A reel to be pulled by an adult is supplied. It will let the kid slide on flat surfaces and learn how to snowboard from a very young age.
When buying a snowboard for older kids, pay attention to the same parameters as you would when buying an adult beginner snowboard. The weight of the entire set might as well be the most important thing.
Some cut-rate boots and boards are too heavy. High-quality products are tailored to meet children’s needs. For instance, Burton Chicklet Snowboard Girls is a stable snowboard which facilitates turning. According to the seller, it is very beginner-friendly. It can also be used together with a reel.
By no means should you try to save and buy a board for growth. Just like adults, kids have a hard time riding a long board. Pay special attention to the mounting, because if the clips are too tight, your kid won’t be able to dismantle them on their own.

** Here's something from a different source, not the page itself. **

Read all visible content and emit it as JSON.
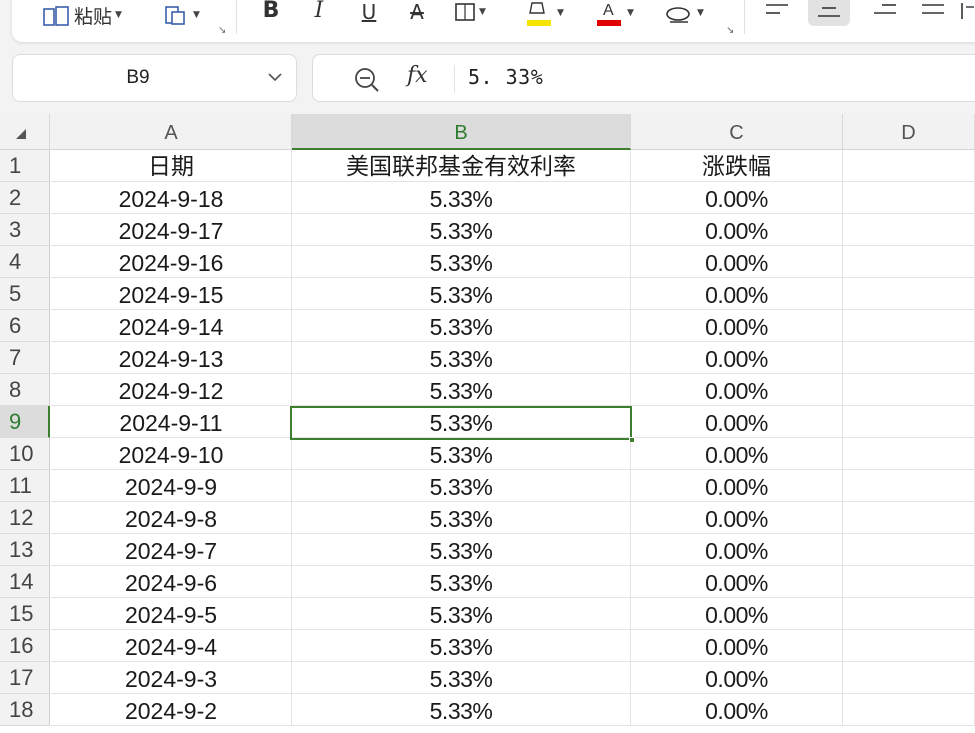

Protection must be worn by all means, and the helmet must fit perfectly. Buying a vest that will protect your kid’s back, chest and stomach is also a good idea. Wrist protection will be handy as well, as we instinctively throw our hands forward when falling.

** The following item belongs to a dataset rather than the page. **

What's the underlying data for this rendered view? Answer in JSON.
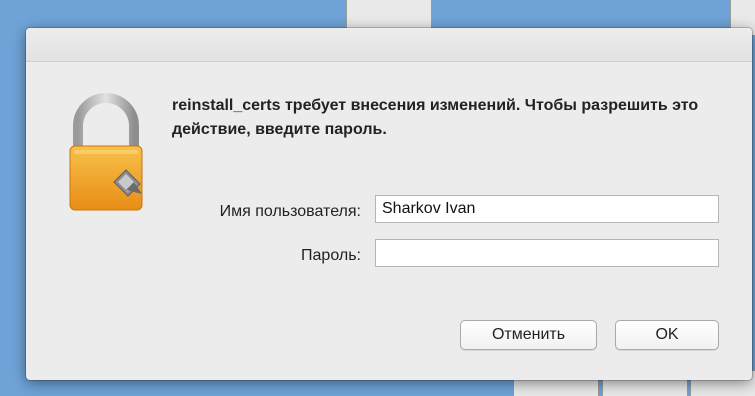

However, falling is not the only danger to beware of. The real emergency is when two riders clash. This is always unexpected for the victim, as the falling rider is always higher up the slope. In that case, proper protection can help avoid serious injuries.
Snowboarding is a subculture with its own slang and trends. Many find snowboarding to be a means of self-expression. This is especially visible on stands where riders leave their boards: one has hieroglyphs, another one is with Superman, and the third one may be decorated with avant garde paintings.
The brand YES is known for interesting design. This flat board is designed for jibbing and is, therefore, suitable for advanced users.
Of course, it is very cool if your snowboard's design reflects your personality, but don’t get too carried away with the exterior. Amateurs often like to brag about their cool equipment: their glasses cover half of their face, they wear the baggiest pants and have the brightest board. However, sometimes too much attention can be harmful. For instance, beginners tend to brake in front of rope tows. It is difficult to clutch on the stick that will tow you up the slope unfastened without proper skill. You fall several times, go back to the start and feel everyone’s eyes on you. In general, the riders are a very friendly folk and are eager to help, but it’s not very comfortable meeting new people like that. Instead of buying unjustifiably expensive and catchy equipment, invest into proper protection: helmet and shorts.
Be prepared that you will make lots of mistakes in your first alpine season, including the mistakes in picking the equipment. Everyone (even those who have later become pro instructors) went through it. Remember that once you pass the difficult stage, you’ll obtain a hobby for life.